Day 176. Not sure where this tie is from. Garment district? Gift from Rose? Can't recall. Tricky to match, though. I decided the green and yellow, combined with the similarity between the green shapes on the tie and and the flower shapes on the shirt, were enough to call this an outfit.
Day 177. This shirt is vexing to photograph. The pattern is just a leeeetle too wide to get in the frame comfortably. I sort of managed on day 87, but there was a lot of bunching from stretching my arms out so far. Ah well.
Day 178. This is the other shirt I got from the street vendor mentioned in day 163. Worn with a shiny tie to go with the silky, drapy fabric; the periodic gray squiggles echo the green and black ornamentation on the pink rectangles. [Lapses into art curator-speak] The gray rectangles' interaction with the silver tie comments humorously on American post-Industrial Revolution life, and we see the drive toward Manifest Destiny evident in the waterfall-like aspect of the tie, with the froth it kicks up representative of... [Comes to, shakes head disorientedly] I'm sorry.

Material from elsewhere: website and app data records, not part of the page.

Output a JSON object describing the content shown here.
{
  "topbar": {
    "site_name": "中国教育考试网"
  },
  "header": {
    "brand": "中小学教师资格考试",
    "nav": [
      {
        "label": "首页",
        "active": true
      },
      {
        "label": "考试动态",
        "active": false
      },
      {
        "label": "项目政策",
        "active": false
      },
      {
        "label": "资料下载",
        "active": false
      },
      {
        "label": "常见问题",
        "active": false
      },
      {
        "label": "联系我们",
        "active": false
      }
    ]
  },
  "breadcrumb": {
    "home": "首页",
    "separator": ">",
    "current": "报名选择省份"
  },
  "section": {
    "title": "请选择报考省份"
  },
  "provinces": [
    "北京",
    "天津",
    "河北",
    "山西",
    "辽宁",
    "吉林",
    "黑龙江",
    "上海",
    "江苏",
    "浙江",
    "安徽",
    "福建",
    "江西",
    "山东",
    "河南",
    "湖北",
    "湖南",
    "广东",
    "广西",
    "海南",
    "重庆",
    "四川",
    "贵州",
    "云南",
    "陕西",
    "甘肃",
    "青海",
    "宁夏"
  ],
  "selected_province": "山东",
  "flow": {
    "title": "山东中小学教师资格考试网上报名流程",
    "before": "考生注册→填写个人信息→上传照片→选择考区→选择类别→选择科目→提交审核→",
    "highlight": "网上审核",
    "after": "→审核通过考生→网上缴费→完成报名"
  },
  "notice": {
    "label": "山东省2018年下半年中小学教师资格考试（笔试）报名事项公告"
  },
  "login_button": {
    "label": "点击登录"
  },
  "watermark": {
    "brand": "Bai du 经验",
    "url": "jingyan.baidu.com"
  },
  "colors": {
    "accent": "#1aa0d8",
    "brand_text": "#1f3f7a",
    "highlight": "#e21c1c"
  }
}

Let's move on.
Day 179. I'm not sure I've ever actually worn this shirt (even though I've owned it for a while), because there's a little hole in the shoulder, so I put it in a pile of "things needing repair". But I never got around to buying a patch for it, and frankly the hole isn't all that big, so given my need for more, more, ever more shirts, I pulled it out. And I found the perfect tie for it almost immediately. Maybe now that I've been reminded the shirt exists, I'll actually patch the hole.

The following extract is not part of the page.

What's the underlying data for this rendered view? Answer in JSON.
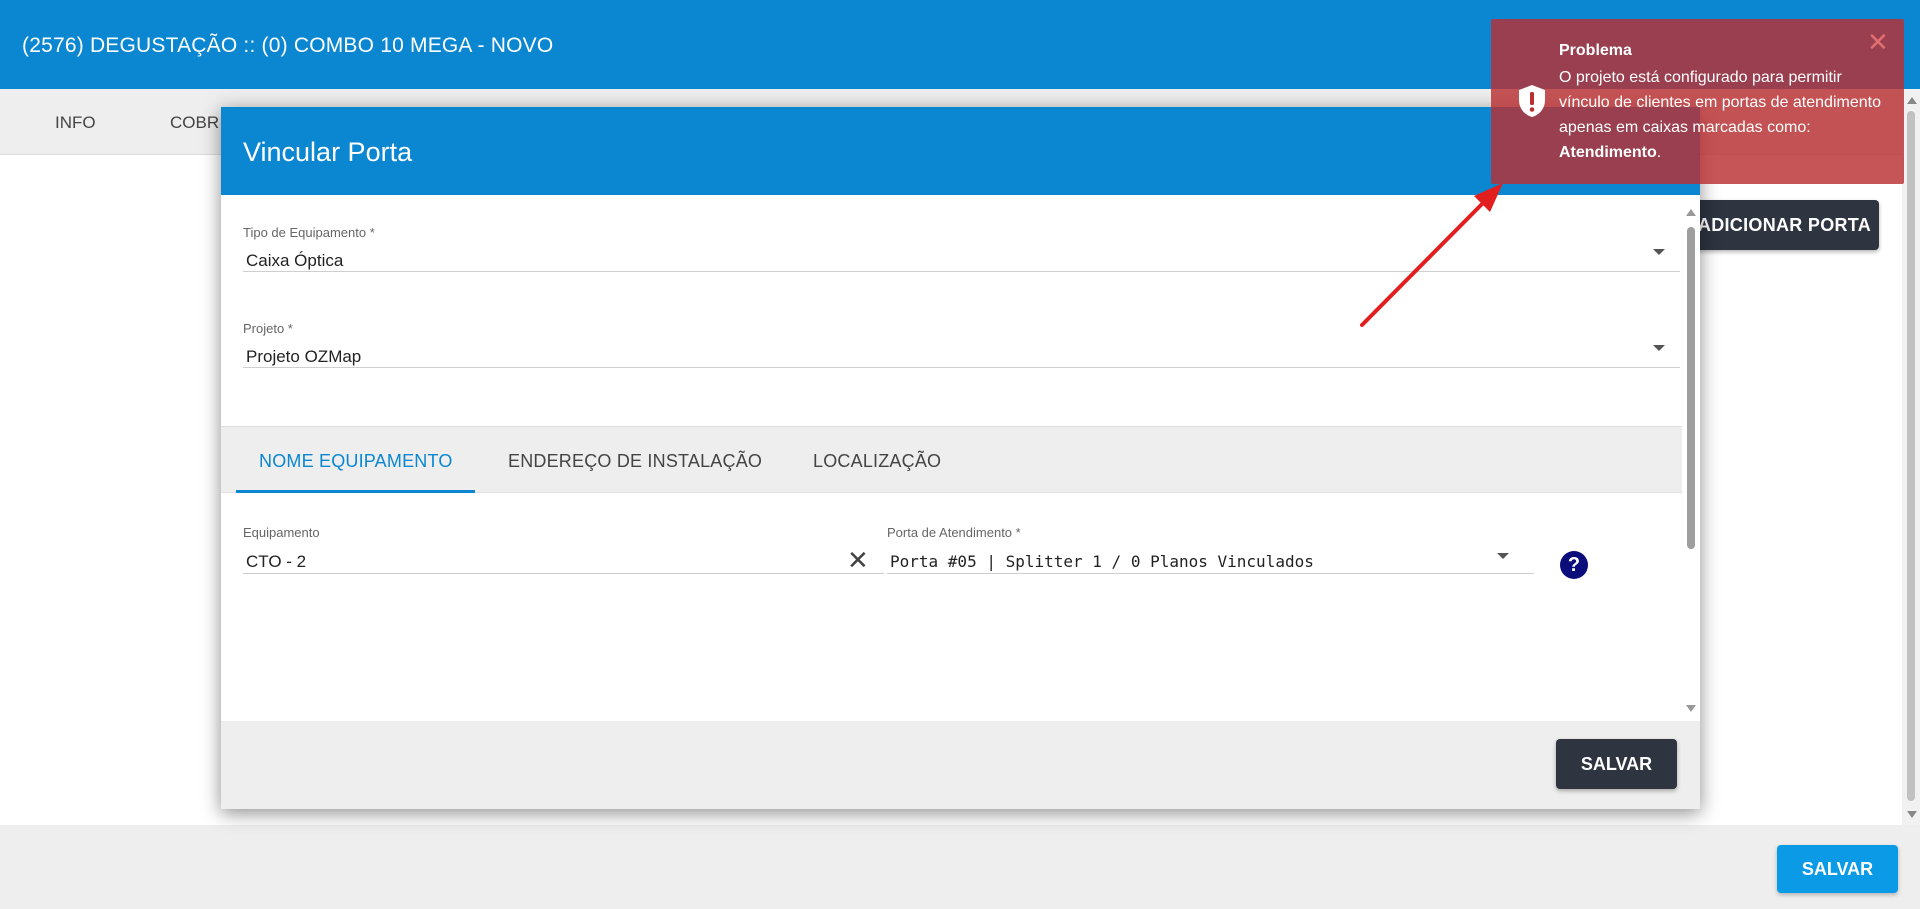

Next time: socks.
I, and probably you, get spoof e-mails all the time, purporting to be from some bank or other, sometimes even my bank, which is to say, Bank of America. Normally I do not feel this bears remarking upon, but today's fake B of A alert tickled me. First, the ever-so-professional sounding subject line:
Online ID Blocked UP
I just can't read that without attaching the word "yo" to the end. "Daaamn, this online ID is blocked UP, yo! Sheee-it."
And then there's the spoof URL (reproduced below without the main domain), which is trying really really really really really hard to make you think it is from Bank of America:
Just finished reading Harry Potter 7, which means I was free and clear to read this incredibly pompous review by Christopher Hitchens, and which I would have been just as happy to avoid, as I am almost always happy to avoid articles that include words like "ontology" and "Manichean".
For another of my crosswords in The Onion, that is. The AV Club page seems not to have updated yet, but you can download the puzzle as an Across Lite file or as a Word document from Ben Tausig's website (first two files behind the first link). Right on.
NY1 reports that "A heavy storm with tornado-like winds ripped the roofs off several houses in Brooklyn and flooded numerous subway stations Wednesday morning, leading to massive mass transit delays during the morning rush" and a Gothamist reader says that trees were knocked down on her street. But they left out the important part: it also knocked our beloved jade plant off the kitchen windowsill. The full extent of the damage is not yet determined, but here is a sad picture of the scene.
This means that there will probably be quite a few starter jade plants available for any locals who would like to come get one.